The results were consistent in subgroup analyses focusing on individual pharmacotherapies for OUD.

"These findings neither confirm concerns about cannabis increasing nonmedical opioid use during MOUD nor do they endorse its efficacy in decreasing nonmedical opioid use with MOUD," the authors noted in their article.

"Our data suggests the need for individualized OUD treatment approaches which take into account each patient's circumstances," De Aquino told Medscape Medical News.

"Effective treatment should involve evaluating patients for cannabis use disorder, a condition of dependence on cannabis leading to substantial impairment or distress, affecting approximately 30% of persons who use cannabis regularly; providing comprehensive pain management; and addressing co-occurring mental health conditions such as depression and anxiety, which are frequently cited motivations for cannabis use," De Aquino noted.

Limitations of the meta-analysis included heterogeneity and how the included studies were conducted. This included differences in how cannabis and opioid use were measured and variations in baseline opioid use status. Furthermore, while the findings related to general patterns of cannabis use among people with OUD, they may not extend to individuals with OUD who have cannabis use disorder.

Individualized Approach Best

Commenting on this research for Medscape Medical News, Scott Hadland, MD, MPH, chief of adolescent and young adult medicine at Mass General for Children, Boston, Massachusetts, said, "Ideally, treatment should be patient-centered. When someone is receiving care for an opioid use disorder and is also using cannabis, we as clinicians should be working with the patient to determine whether they're interested in and able to cut back on their cannabis use at the same time as their opioid use."

"In many cases, patients choose not to make changes to their cannabis use.

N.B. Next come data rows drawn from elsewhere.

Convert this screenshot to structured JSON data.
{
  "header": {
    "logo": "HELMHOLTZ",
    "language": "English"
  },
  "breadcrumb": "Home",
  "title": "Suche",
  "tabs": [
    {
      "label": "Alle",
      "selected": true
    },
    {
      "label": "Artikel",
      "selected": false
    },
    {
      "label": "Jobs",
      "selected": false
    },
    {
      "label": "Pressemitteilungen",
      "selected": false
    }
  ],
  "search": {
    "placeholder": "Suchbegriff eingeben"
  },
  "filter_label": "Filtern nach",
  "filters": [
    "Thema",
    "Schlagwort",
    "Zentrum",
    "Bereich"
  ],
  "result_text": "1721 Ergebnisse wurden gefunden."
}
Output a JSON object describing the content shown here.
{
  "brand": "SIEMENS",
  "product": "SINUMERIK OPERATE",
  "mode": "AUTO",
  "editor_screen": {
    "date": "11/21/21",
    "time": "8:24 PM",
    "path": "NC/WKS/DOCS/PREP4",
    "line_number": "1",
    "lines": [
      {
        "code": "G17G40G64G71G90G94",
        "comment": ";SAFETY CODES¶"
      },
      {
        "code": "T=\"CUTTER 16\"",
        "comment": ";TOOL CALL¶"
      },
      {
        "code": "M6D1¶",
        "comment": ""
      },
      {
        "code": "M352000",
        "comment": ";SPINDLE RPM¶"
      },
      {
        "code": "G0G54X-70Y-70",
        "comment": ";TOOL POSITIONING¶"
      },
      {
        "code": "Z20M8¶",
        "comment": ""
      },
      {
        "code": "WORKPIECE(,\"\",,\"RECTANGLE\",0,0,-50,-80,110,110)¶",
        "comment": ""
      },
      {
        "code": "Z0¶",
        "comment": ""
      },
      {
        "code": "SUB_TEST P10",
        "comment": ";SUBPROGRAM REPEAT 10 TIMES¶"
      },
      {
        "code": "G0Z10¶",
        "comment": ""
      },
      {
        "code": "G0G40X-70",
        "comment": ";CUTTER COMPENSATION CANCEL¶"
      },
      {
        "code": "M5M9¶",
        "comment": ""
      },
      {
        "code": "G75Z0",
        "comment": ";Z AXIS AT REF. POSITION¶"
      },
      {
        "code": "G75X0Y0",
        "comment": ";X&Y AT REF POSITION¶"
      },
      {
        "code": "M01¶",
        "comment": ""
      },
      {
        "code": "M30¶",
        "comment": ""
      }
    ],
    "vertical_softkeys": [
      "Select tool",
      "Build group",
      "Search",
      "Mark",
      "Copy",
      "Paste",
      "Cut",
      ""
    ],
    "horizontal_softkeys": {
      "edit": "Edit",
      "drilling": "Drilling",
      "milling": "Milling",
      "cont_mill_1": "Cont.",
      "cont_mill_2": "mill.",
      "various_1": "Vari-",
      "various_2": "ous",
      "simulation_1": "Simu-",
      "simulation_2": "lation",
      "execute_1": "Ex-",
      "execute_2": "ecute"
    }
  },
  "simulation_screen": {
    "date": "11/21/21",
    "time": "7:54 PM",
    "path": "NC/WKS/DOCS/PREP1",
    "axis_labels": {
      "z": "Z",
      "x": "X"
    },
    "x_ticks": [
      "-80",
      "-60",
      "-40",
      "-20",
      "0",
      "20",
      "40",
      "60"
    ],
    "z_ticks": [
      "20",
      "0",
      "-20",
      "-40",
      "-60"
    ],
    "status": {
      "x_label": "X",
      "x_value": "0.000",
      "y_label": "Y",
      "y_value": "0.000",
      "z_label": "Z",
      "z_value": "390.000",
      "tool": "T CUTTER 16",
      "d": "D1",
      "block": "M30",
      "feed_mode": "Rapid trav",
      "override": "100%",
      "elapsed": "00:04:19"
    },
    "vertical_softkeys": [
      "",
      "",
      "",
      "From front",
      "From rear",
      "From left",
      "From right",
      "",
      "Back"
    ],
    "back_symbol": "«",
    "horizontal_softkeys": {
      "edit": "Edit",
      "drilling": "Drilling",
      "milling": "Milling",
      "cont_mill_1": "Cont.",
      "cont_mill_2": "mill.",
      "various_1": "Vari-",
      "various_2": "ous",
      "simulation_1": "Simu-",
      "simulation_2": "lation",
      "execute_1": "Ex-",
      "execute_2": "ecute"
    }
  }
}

This might be because they have physical pain and cannabis might be helping to control it. There are lots of other reasons patients might choose to continue their cannabis use," Hadland said.

"Regardless, we always want to meet the patient where they are and support any positive changes they're seeking to make with their opioid use, even if they aren't able to make changes in their cannabis use," he told Medscape Medical News.

Hadland said a noteworthy finding in this study is that cannabis use doesn't necessarily help people discontinue opioids.

"Some have argued that cannabis might be a 'replacement' of sorts for opioids (since, for example, they can both address symptoms of physical pain), but these data suggest that cannabis may not necessarily help in this way," Hadland said.

Funding for the study was provided by grants from the National Institute on Drug Abuse and Doris Duke Charitable Foundation. De Aquino was supported in clinical trials by Jazz Pharmaceuticals, specifically through medication provisions, and was a compensated consultant for Boehringer Ingelheim. Costa and Hadland had no relevant disclosures.